- [Task item]:
Count up the lines of the data below that contain the string "true", then give only the total.

(Records for this exercise Opens)

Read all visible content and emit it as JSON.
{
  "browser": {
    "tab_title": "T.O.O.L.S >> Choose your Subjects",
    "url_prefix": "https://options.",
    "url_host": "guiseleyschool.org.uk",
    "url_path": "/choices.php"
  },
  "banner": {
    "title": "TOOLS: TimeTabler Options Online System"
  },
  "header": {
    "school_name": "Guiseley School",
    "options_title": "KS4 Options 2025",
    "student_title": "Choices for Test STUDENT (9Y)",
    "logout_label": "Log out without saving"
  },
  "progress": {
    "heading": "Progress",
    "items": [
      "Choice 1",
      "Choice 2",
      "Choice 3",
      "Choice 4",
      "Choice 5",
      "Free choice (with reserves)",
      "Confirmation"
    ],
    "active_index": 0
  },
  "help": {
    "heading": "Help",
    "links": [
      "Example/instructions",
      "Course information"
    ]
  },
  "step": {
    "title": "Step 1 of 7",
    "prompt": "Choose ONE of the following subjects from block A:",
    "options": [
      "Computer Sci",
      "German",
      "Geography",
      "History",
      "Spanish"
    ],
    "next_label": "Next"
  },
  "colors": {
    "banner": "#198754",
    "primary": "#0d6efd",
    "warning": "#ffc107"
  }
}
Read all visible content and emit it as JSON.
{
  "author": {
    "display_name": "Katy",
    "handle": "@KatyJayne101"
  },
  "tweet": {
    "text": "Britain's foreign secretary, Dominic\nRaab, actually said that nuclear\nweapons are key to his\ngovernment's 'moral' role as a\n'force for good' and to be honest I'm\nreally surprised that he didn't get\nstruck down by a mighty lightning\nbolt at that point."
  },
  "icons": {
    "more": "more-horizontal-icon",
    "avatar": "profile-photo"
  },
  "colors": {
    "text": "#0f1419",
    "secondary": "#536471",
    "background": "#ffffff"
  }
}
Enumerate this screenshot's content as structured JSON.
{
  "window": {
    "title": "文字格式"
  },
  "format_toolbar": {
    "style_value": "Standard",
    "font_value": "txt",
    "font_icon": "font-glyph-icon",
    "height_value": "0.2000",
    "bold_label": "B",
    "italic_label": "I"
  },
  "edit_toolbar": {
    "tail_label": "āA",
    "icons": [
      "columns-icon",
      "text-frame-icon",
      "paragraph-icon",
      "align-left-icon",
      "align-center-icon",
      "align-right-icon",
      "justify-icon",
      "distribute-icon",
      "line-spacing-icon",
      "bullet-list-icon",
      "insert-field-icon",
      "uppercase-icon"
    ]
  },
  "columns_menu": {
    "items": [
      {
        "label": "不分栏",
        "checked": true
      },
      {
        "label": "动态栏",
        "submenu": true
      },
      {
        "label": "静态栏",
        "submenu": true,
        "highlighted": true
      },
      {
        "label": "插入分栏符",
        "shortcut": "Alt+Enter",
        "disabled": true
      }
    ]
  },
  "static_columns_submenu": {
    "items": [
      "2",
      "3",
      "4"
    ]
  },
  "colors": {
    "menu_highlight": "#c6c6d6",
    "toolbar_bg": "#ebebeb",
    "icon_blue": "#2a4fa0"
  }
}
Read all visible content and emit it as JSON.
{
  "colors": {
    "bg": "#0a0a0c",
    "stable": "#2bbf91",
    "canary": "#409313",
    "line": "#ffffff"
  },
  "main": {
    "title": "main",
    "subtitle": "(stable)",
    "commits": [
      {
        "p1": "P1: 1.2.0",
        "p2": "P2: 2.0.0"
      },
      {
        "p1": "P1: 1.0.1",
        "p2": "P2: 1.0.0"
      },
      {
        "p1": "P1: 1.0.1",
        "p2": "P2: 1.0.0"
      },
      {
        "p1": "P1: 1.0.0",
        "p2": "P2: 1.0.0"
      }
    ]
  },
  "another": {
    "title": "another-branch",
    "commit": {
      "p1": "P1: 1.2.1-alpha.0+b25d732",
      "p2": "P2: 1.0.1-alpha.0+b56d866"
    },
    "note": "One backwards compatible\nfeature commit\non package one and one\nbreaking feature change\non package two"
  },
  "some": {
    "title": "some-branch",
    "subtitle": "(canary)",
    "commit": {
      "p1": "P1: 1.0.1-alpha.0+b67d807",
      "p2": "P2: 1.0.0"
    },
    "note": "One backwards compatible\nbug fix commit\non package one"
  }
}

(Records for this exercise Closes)

- [Answer area]:
5